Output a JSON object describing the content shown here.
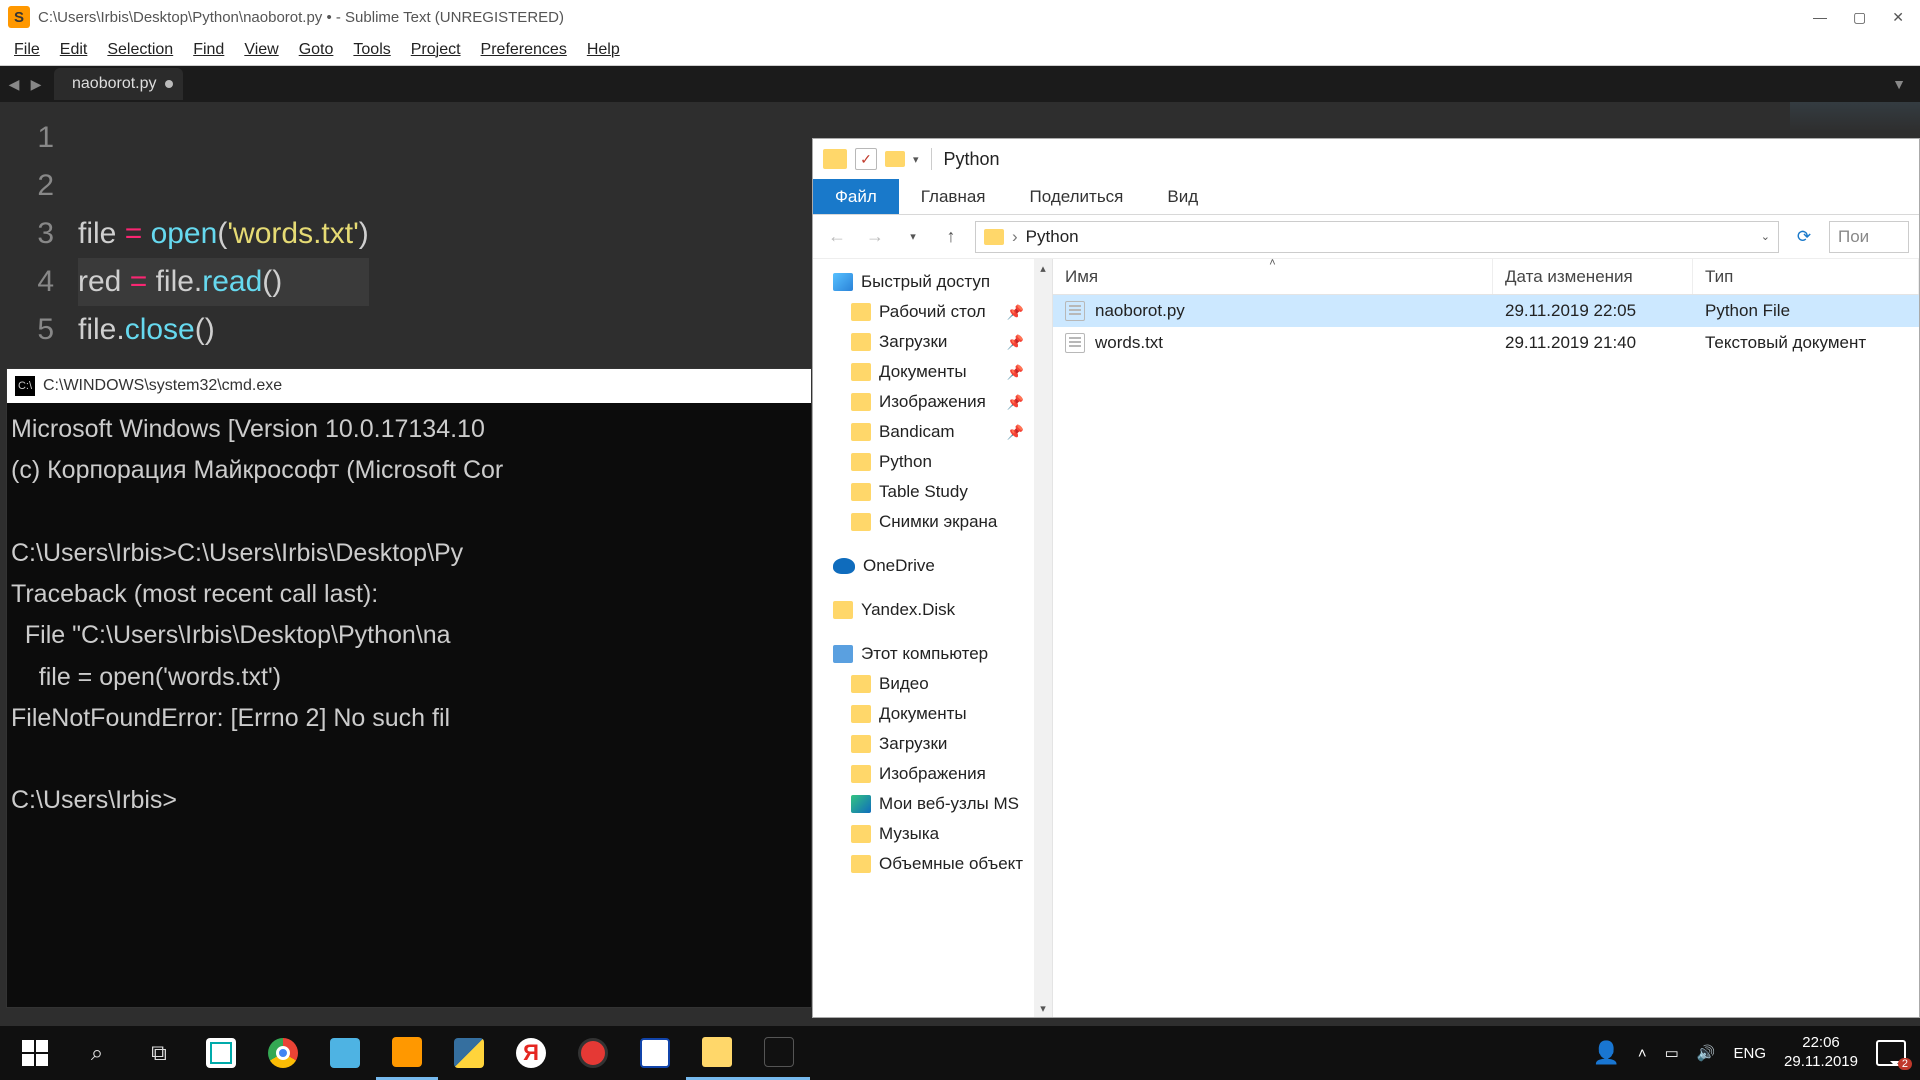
{
  "sublime": {
    "title": "C:\\Users\\Irbis\\Desktop\\Python\\naoborot.py • - Sublime Text (UNREGISTERED)",
    "menu": [
      "File",
      "Edit",
      "Selection",
      "Find",
      "View",
      "Goto",
      "Tools",
      "Project",
      "Preferences",
      "Help"
    ],
    "tab": "naoborot.py",
    "lines": [
      "1",
      "2",
      "3",
      "4",
      "5"
    ],
    "code": {
      "l1": "",
      "l2_var": "file",
      "l2_eq": " = ",
      "l2_fn": "open",
      "l2_par1": "(",
      "l2_str": "'words.txt'",
      "l2_par2": ")",
      "l3_var": "red",
      "l3_eq": " = ",
      "l3_obj": "file.",
      "l3_fn": "read",
      "l3_par": "()",
      "l4_obj": "file.",
      "l4_fn": "close",
      "l4_par": "()"
    }
  },
  "cmd": {
    "title": "C:\\WINDOWS\\system32\\cmd.exe",
    "body": "Microsoft Windows [Version 10.0.17134.10\n(c) Корпорация Майкрософт (Microsoft Cor\n\nC:\\Users\\Irbis>C:\\Users\\Irbis\\Desktop\\Py\nTraceback (most recent call last):\n  File \"C:\\Users\\Irbis\\Desktop\\Python\\na\n    file = open('words.txt')\nFileNotFoundError: [Errno 2] No such fil\n\nC:\\Users\\Irbis>"
  },
  "explorer": {
    "title": "Python",
    "tabs": [
      "Файл",
      "Главная",
      "Поделиться",
      "Вид"
    ],
    "crumb": "Python",
    "search_placeholder": "Пои",
    "columns": {
      "name": "Имя",
      "date": "Дата изменения",
      "type": "Тип"
    },
    "files": [
      {
        "name": "naoborot.py",
        "date": "29.11.2019 22:05",
        "type": "Python File",
        "selected": true
      },
      {
        "name": "words.txt",
        "date": "29.11.2019 21:40",
        "type": "Текстовый документ",
        "selected": false
      }
    ],
    "tree": {
      "quick": "Быстрый доступ",
      "quick_items": [
        {
          "label": "Рабочий стол",
          "pin": true
        },
        {
          "label": "Загрузки",
          "pin": true
        },
        {
          "label": "Документы",
          "pin": true
        },
        {
          "label": "Изображения",
          "pin": true
        },
        {
          "label": "Bandicam",
          "pin": true
        },
        {
          "label": "Python",
          "pin": false
        },
        {
          "label": "Table Study",
          "pin": false
        },
        {
          "label": "Снимки экрана",
          "pin": false
        }
      ],
      "onedrive": "OneDrive",
      "yandex": "Yandex.Disk",
      "pc": "Этот компьютер",
      "pc_items": [
        "Видео",
        "Документы",
        "Загрузки",
        "Изображения",
        "Мои веб-узлы MS",
        "Музыка",
        "Объемные объект"
      ]
    }
  },
  "taskbar": {
    "lang": "ENG",
    "time": "22:06",
    "date": "29.11.2019",
    "notif": "2"
  }
}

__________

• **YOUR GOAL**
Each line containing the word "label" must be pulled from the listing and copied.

• **YOUR RESPONSE**
          "label": "Рабочий стол",
          "label": "Загрузки",
          "label": "Документы",
          "label": "Изображения",
          "label": "Bandicam",
          "label": "Python",
          "label": "Table Study",
          "label": "Снимки экрана",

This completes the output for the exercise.